As the political controversy grew, Homeland Security Secretary Alejandro Mayorkas quickly mobilized large-scale federal and state resources to dismantle the camp and resolve the migrants’ immigration status. On September 24, Mayorkas announced at a White House press conference that the camp had been completely dismantled and all of the migrants there had been moved to other locations. A large majority had been processed by immigration authorities and either flown to Haiti or accepted into the asylum process.
Ultimately, Mayorkas’s statements and subsequent media coverage revealed that some 8,700 Haitian migrants were eventually expelled back to Haiti; 13,000 were accepted into the asylum process, of whom 10,000 were released to family members or sponsors around the country and 3,000 were still in immigration detention as their asylum cases proceeded; 8,000 had “voluntarily” returned to Mexico and avoided the U.S. immigration system; and another 4,000 were still being processed as of Mayorkas’s speech.
Most of the 8,700 Haitians expelled back to Haiti had left their home country after a devastating 2010 earthquake to migrate to South America. In the past year, the already impoverished country had been wracked by another earthquake that killed over 2,000, a hurricane, the assassination of the president and dissolution of the legislature and much of the police force, and the takeover of large areas of the capital by warring gangs who kidnapped at will and brought the battered economy to its knees. The United Nations and human-rights organisations forcefully criticized the expulsions. Two veteran U.S. diplomats resigned in outrage that the government would send asylum seekers back to a place so mortally dangerous, given that the purpose of asylum is to protect people against having to return to places they left because of persecution. Debates over the handling of the Del Rio migrants revealed acute disputes over immigration policy within the Biden administration and Congressional Democrats.
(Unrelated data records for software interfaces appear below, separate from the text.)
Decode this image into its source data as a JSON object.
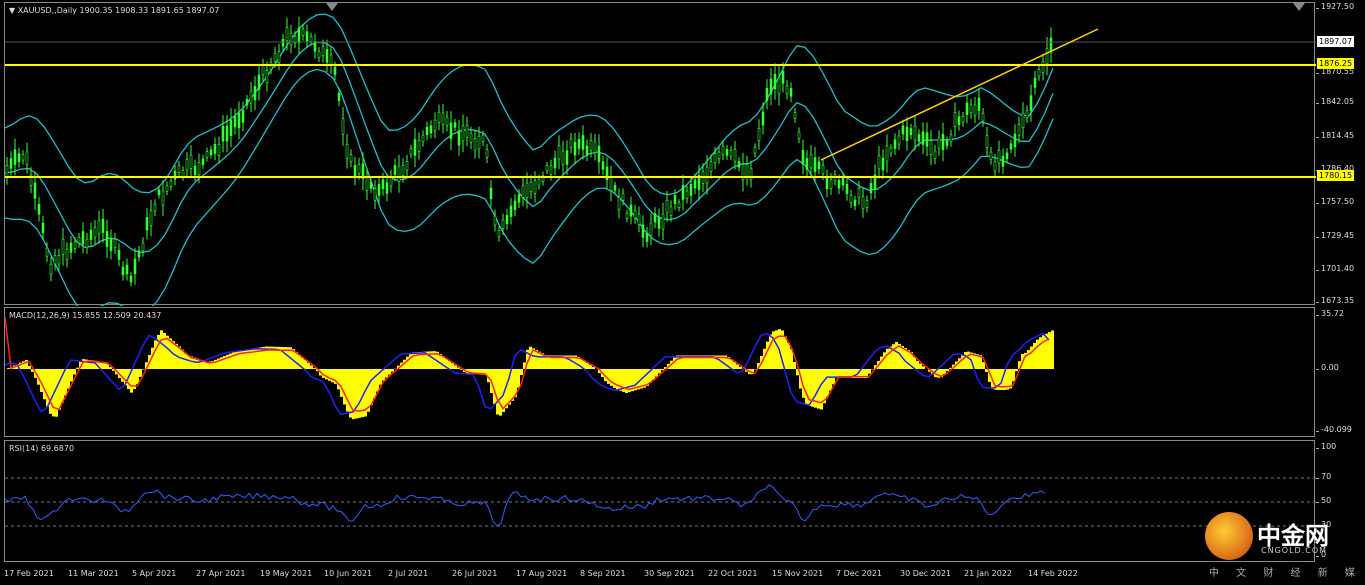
{
  "main": {
    "label": "XAUUSD,,Daily  1900.35 1908.33 1891.65 1897.07",
    "price_ticks": [
      "1927.50",
      "1870.55",
      "1842.05",
      "1814.45",
      "1786.40",
      "1757.50",
      "1729.45",
      "1701.40",
      "1673.35"
    ],
    "tags": {
      "current": "1897.07",
      "resistance": "1876.25",
      "support": "1780.15"
    },
    "colors": {
      "candles": "#33ff33",
      "bands": "#20c0c8",
      "hline": "#ffff00",
      "trendline": "#ffd700"
    }
  },
  "macd": {
    "label": "MACD(12,26,9) 15.855 12.509 20.437",
    "ticks": [
      "35.72",
      "0.00",
      "-40.099"
    ],
    "colors": {
      "histogram": "#ffff00",
      "macd_line": "#2020ff",
      "signal_line": "#ff2020"
    }
  },
  "rsi": {
    "label": "RSI(14) 69.6870",
    "ticks": [
      "100",
      "70",
      "50",
      "30",
      "0"
    ],
    "colors": {
      "line": "#3060ff"
    }
  },
  "dates": [
    "17 Feb 2021",
    "11 Mar 2021",
    "5 Apr 2021",
    "27 Apr 2021",
    "19 May 2021",
    "10 Jun 2021",
    "2 Jul 2021",
    "26 Jul 2021",
    "17 Aug 2021",
    "8 Sep 2021",
    "30 Sep 2021",
    "22 Oct 2021",
    "15 Nov 2021",
    "7 Dec 2021",
    "30 Dec 2021",
    "21 Jan 2022",
    "14 Feb 2022"
  ],
  "logo": {
    "name": "中金网",
    "domain": "CNGOLD.COM",
    "tagline": "中 文 财 经 新 媒 体",
    "icon": "gold-circle-logo-icon"
  }
}
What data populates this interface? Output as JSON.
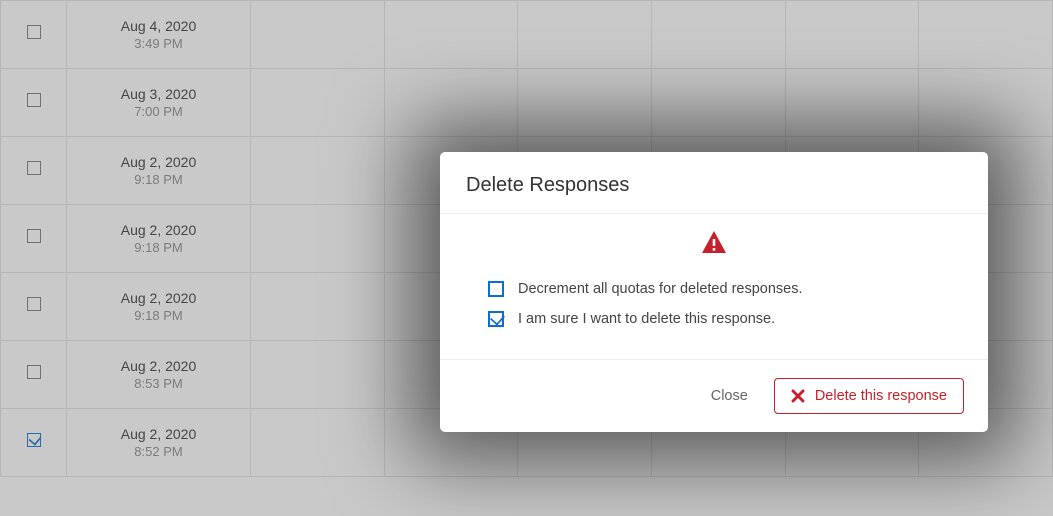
{
  "rows": [
    {
      "date": "Aug 4, 2020",
      "time": "3:49 PM",
      "checked": false
    },
    {
      "date": "Aug 3, 2020",
      "time": "7:00 PM",
      "checked": false
    },
    {
      "date": "Aug 2, 2020",
      "time": "9:18 PM",
      "checked": false
    },
    {
      "date": "Aug 2, 2020",
      "time": "9:18 PM",
      "checked": false
    },
    {
      "date": "Aug 2, 2020",
      "time": "9:18 PM",
      "checked": false
    },
    {
      "date": "Aug 2, 2020",
      "time": "8:53 PM",
      "checked": false
    },
    {
      "date": "Aug 2, 2020",
      "time": "8:52 PM",
      "checked": true
    }
  ],
  "blank_col_count": 6,
  "modal": {
    "title": "Delete Responses",
    "option1": {
      "label": "Decrement all quotas for deleted responses.",
      "checked": false
    },
    "option2": {
      "label": "I am sure I want to delete this response.",
      "checked": true
    },
    "close_label": "Close",
    "delete_label": "Delete this response"
  },
  "colors": {
    "danger": "#c81f2c",
    "primary": "#0b6dd7"
  }
}
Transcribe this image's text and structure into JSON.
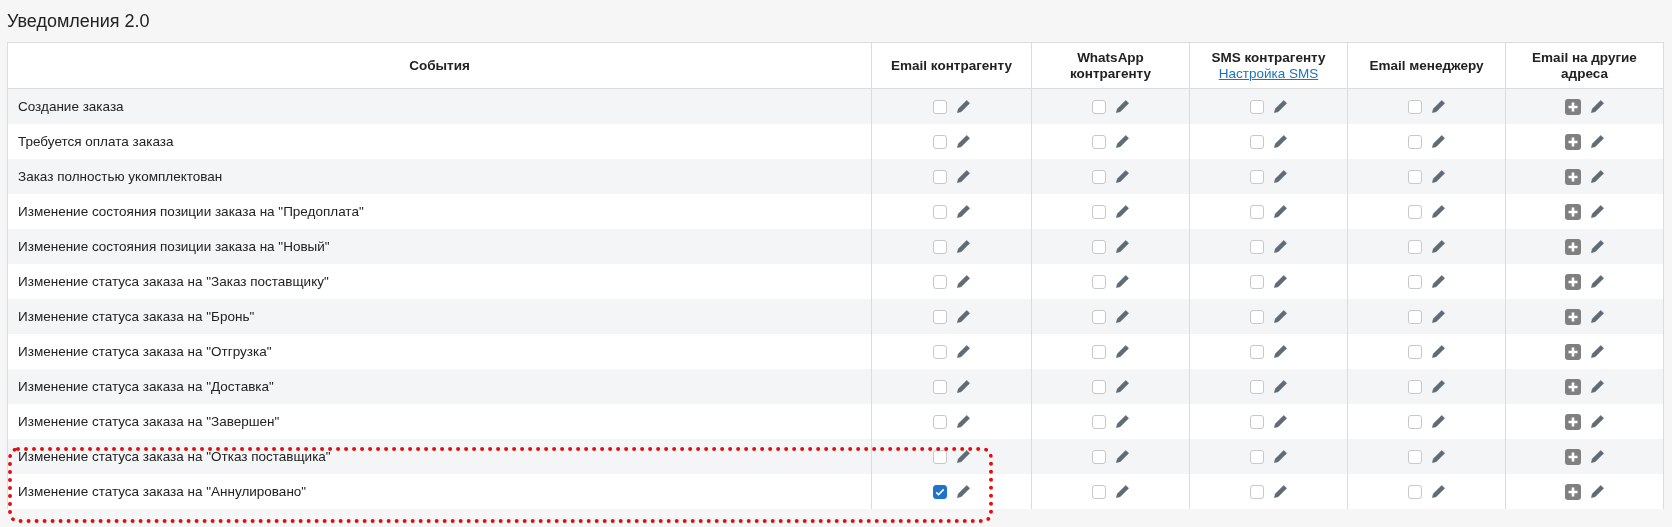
{
  "title": "Уведомления 2.0",
  "columns": [
    {
      "label": "События"
    },
    {
      "label": "Email контрагенту"
    },
    {
      "label": "WhatsApp контрагенту"
    },
    {
      "label": "SMS контрагенту",
      "link": "Настройка SMS"
    },
    {
      "label": "Email менеджеру"
    },
    {
      "label": "Email на другие адреса"
    }
  ],
  "rows": [
    {
      "event": "Создание заказа",
      "highlighted": false,
      "cells": [
        {
          "kind": "checkbox",
          "checked": false
        },
        {
          "kind": "checkbox",
          "checked": false
        },
        {
          "kind": "checkbox",
          "checked": false
        },
        {
          "kind": "checkbox",
          "checked": false
        },
        {
          "kind": "add"
        }
      ]
    },
    {
      "event": "Требуется оплата заказа",
      "highlighted": false,
      "cells": [
        {
          "kind": "checkbox",
          "checked": false
        },
        {
          "kind": "checkbox",
          "checked": false
        },
        {
          "kind": "checkbox",
          "checked": false
        },
        {
          "kind": "checkbox",
          "checked": false
        },
        {
          "kind": "add"
        }
      ]
    },
    {
      "event": "Заказ полностью укомплектован",
      "highlighted": false,
      "cells": [
        {
          "kind": "checkbox",
          "checked": false
        },
        {
          "kind": "checkbox",
          "checked": false
        },
        {
          "kind": "checkbox",
          "checked": false
        },
        {
          "kind": "checkbox",
          "checked": false
        },
        {
          "kind": "add"
        }
      ]
    },
    {
      "event": "Изменение состояния позиции заказа на \"Предоплата\"",
      "highlighted": false,
      "cells": [
        {
          "kind": "checkbox",
          "checked": false
        },
        {
          "kind": "checkbox",
          "checked": false
        },
        {
          "kind": "checkbox",
          "checked": false
        },
        {
          "kind": "checkbox",
          "checked": false
        },
        {
          "kind": "add"
        }
      ]
    },
    {
      "event": "Изменение состояния позиции заказа на \"Новый\"",
      "highlighted": false,
      "cells": [
        {
          "kind": "checkbox",
          "checked": false
        },
        {
          "kind": "checkbox",
          "checked": false
        },
        {
          "kind": "checkbox",
          "checked": false
        },
        {
          "kind": "checkbox",
          "checked": false
        },
        {
          "kind": "add"
        }
      ]
    },
    {
      "event": "Изменение статуса заказа на \"Заказ поставщику\"",
      "highlighted": false,
      "cells": [
        {
          "kind": "checkbox",
          "checked": false
        },
        {
          "kind": "checkbox",
          "checked": false
        },
        {
          "kind": "checkbox",
          "checked": false
        },
        {
          "kind": "checkbox",
          "checked": false
        },
        {
          "kind": "add"
        }
      ]
    },
    {
      "event": "Изменение статуса заказа на \"Бронь\"",
      "highlighted": false,
      "cells": [
        {
          "kind": "checkbox",
          "checked": false
        },
        {
          "kind": "checkbox",
          "checked": false
        },
        {
          "kind": "checkbox",
          "checked": false
        },
        {
          "kind": "checkbox",
          "checked": false
        },
        {
          "kind": "add"
        }
      ]
    },
    {
      "event": "Изменение статуса заказа на \"Отгрузка\"",
      "highlighted": false,
      "cells": [
        {
          "kind": "checkbox",
          "checked": false
        },
        {
          "kind": "checkbox",
          "checked": false
        },
        {
          "kind": "checkbox",
          "checked": false
        },
        {
          "kind": "checkbox",
          "checked": false
        },
        {
          "kind": "add"
        }
      ]
    },
    {
      "event": "Изменение статуса заказа на \"Доставка\"",
      "highlighted": false,
      "cells": [
        {
          "kind": "checkbox",
          "checked": false
        },
        {
          "kind": "checkbox",
          "checked": false
        },
        {
          "kind": "checkbox",
          "checked": false
        },
        {
          "kind": "checkbox",
          "checked": false
        },
        {
          "kind": "add"
        }
      ]
    },
    {
      "event": "Изменение статуса заказа на \"Завершен\"",
      "highlighted": false,
      "cells": [
        {
          "kind": "checkbox",
          "checked": false
        },
        {
          "kind": "checkbox",
          "checked": false
        },
        {
          "kind": "checkbox",
          "checked": false
        },
        {
          "kind": "checkbox",
          "checked": false
        },
        {
          "kind": "add"
        }
      ]
    },
    {
      "event": "Изменение статуса заказа на \"Отказ поставщика\"",
      "highlighted": true,
      "cells": [
        {
          "kind": "checkbox",
          "checked": false
        },
        {
          "kind": "checkbox",
          "checked": false
        },
        {
          "kind": "checkbox",
          "checked": false
        },
        {
          "kind": "checkbox",
          "checked": false
        },
        {
          "kind": "add"
        }
      ]
    },
    {
      "event": "Изменение статуса заказа на \"Аннулировано\"",
      "highlighted": true,
      "cells": [
        {
          "kind": "checkbox",
          "checked": true
        },
        {
          "kind": "checkbox",
          "checked": false
        },
        {
          "kind": "checkbox",
          "checked": false
        },
        {
          "kind": "checkbox",
          "checked": false
        },
        {
          "kind": "add"
        }
      ]
    }
  ]
}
Nevertheless, the acceptance of 13,000 migrants into the asylum process, nearly 50 percent more than those sent back to Haiti, suggested that advocates of respect for asylum laws still exerted some influence within the administration.
Under Biden, border enforcement has continued to operate under a controversial statute known as Title 42. The Donald Trump administration had launched this public-health emergency provision early in 2020, using it to summarily expel nearly all border-crossers back to Mexico without the possibility of a hearing, effectively shutting down most immigration and denying any chance to request asylum. Public health and human rights authorities inside and outside of the government protested that protecting against the pandemic did not necessitate shutting down immigration and asylum.
The Biden government had already exempted children from Title 42 expulsions, and some families as well – in part because Mexico did not accept the return of families in some border areas. Biden had reduced the use of Title 42 to about 50 percent of cases by mid-2021, while Trump had expelled nearly 90 percent under it in late 2020. For the Del Rio migrants, 40 percent of those processed were expelled, while 60 percent were allowed to enter the normal, pre-pandemic asylum process.
The full report, Downstream from Del Rio, fleshes out the details and context of what happened at Del Rio and analyses the controversies unleashed and their outcomes so far. It finishes by exploring potential policies and strategies to end the violations of immigrants’ human rights at the border, and reform the asylum system to meet the realities of the 21st Century.
Peter Costantini is a Seattle-based analyst who has covered Latin America for the past three decades.